printed my first print. Two months later some of my work was on walls around town
(thanks CamerArts). Even at 41, I become very frustrated, very quickly. My
teachers (Ralph Talbert and Miguel Blanco) and the local camera store (CamerArts)
have been my mentors and shrink. The result is that my work is improving and
requests for shows are increasing. Another result is that I have switched from
Delta 100 (I believe a cousin of TMAX) to FP.
I learned on the tough-stuff, but not everyone can endure the time and expense.
So, for school students, I believe instant success breeds additional success.

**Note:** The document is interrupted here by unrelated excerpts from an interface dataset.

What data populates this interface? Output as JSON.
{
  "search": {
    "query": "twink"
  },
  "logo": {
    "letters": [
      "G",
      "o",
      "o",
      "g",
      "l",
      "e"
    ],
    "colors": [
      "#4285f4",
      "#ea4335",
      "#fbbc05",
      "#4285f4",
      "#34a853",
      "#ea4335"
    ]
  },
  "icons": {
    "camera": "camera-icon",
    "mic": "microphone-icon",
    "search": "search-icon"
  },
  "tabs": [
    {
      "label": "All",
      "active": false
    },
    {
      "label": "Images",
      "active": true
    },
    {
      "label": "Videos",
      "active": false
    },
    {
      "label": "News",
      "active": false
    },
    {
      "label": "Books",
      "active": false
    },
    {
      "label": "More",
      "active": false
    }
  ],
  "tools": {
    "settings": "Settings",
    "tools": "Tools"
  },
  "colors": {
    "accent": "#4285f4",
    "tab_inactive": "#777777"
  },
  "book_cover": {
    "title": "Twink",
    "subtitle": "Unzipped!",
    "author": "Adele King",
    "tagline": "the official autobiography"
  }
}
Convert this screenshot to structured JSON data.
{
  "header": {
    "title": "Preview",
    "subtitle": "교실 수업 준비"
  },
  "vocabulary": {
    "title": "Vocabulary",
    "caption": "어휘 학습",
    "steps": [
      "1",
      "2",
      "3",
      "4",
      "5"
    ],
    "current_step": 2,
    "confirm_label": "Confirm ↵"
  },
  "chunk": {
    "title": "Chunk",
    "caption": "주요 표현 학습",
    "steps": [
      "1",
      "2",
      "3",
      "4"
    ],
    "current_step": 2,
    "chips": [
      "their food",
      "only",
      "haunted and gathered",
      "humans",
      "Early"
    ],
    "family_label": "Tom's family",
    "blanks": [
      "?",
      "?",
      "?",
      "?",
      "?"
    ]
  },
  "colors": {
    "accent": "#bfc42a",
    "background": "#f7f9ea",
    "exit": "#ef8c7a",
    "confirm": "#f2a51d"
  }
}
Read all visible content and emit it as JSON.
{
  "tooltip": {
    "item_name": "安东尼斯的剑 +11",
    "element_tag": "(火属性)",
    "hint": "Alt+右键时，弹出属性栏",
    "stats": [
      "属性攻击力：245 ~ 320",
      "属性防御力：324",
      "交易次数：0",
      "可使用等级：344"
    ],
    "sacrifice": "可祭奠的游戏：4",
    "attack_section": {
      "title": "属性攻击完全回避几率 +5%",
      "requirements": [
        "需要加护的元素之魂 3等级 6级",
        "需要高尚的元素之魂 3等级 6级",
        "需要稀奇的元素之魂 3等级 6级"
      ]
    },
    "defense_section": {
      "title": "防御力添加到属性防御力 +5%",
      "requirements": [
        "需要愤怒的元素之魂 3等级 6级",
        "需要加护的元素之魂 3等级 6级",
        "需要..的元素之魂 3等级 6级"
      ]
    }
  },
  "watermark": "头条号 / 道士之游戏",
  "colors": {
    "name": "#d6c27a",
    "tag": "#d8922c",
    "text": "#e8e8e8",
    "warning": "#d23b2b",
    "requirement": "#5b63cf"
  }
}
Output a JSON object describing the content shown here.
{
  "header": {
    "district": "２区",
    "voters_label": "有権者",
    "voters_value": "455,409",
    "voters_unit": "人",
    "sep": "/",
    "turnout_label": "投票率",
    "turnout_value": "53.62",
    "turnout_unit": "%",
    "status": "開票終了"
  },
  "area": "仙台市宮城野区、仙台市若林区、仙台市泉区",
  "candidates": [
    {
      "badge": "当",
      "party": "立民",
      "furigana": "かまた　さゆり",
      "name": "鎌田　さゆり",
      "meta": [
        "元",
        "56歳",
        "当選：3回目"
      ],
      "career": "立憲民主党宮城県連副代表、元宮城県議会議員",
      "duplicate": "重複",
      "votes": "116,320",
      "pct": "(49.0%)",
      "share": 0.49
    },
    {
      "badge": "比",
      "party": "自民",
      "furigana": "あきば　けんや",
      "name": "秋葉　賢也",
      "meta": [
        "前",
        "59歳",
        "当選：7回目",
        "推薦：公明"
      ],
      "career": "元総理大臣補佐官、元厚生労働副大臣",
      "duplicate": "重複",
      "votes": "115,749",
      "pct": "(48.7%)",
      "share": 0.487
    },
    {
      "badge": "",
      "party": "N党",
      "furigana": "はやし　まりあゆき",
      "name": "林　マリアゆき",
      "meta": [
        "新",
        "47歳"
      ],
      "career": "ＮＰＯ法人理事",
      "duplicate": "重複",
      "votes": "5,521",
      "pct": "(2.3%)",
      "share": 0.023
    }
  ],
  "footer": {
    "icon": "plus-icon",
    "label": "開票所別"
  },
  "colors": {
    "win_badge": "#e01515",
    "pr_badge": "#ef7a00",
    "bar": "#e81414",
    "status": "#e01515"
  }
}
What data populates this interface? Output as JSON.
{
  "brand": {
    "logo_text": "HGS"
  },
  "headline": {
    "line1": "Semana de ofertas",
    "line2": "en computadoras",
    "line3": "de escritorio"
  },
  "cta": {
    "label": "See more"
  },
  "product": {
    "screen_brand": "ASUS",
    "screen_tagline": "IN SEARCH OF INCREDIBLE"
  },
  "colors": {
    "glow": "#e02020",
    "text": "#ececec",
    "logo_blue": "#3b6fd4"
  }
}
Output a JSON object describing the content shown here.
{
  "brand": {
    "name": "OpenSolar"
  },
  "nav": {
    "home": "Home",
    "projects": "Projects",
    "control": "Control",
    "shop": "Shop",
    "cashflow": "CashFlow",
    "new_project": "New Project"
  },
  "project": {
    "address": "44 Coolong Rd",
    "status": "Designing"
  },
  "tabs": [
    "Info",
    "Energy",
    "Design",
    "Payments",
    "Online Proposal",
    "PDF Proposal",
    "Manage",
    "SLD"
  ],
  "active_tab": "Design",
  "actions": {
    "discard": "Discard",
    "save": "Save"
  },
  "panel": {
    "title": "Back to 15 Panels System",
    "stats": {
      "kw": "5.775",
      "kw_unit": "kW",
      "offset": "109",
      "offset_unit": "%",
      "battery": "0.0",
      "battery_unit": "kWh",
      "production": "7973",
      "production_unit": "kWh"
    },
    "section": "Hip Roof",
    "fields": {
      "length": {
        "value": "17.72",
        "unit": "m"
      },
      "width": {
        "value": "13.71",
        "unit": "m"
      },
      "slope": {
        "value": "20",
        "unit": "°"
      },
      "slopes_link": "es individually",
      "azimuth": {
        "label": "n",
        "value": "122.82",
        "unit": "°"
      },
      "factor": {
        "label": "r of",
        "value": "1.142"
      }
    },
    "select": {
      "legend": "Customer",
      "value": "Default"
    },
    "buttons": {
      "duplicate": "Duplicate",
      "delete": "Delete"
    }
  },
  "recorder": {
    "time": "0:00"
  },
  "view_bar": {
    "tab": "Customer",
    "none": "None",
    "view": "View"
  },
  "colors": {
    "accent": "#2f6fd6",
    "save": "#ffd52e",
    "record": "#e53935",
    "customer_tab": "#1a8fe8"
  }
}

But,
I also believe that learning one's craft can be filled with pain and well as love,
and learning directly from the masters is part of that process, even if it may mean
times of frustration.
> I continue to maintain that, when properly processed, T-Max 400 has an
> equally long tonal range, the same speed and a lot less grain. The phrase
> "when properly processed" is important. Anyone who can read a thermometer
> and a timer can process this film correctly. Kodak recommends a temperature
> of 24 degrees C. and I believe that the fim responds best at this temperature.
> Beginning photography students should learn how to do things correctly. I do
> not permit my students to use autoexposure cameras. I do not accept work
> from them that exhibits poor craftmanship. I do not agree that it is good
> idea to let students use Tri-X because it is easier to use than T-Max 400.
> It seems to me that this is encouraging them to slop around in the darkroom.
> Once they learn it is OK to pay little attention to time and temperature when
> processing film, then why sould they be expected to pay any attention to
> getting the exposure correct, or for that matter such things as depth-of-
> field and its relationship to aperature, hyperfocal distance, etc. etc.
> Sometimes when I call a student's attention to an out-of-focus print, a
> print which is too light or too dark, a print made with a dirty or scratched
> negative, a print with too much or too little contrast, etc. they say, "Thats
> the way I wanted it to look." The implication is that they were in control
> and planned to make the print that way. In fact, they were not in control of
> the process. What they produced was an accident. My reply in this situation
> is, "When you have learned how to make a good print, you may produce all the
> blobs and blurrs and spots you want. In the meantime, here is what you must
> do to avoid this .........."
> My point is that the syntax of this medium is the science and technology
> behind it. Every artist must learn to control the medium he chooses.
> Let the flames begin.
> Bob Schramm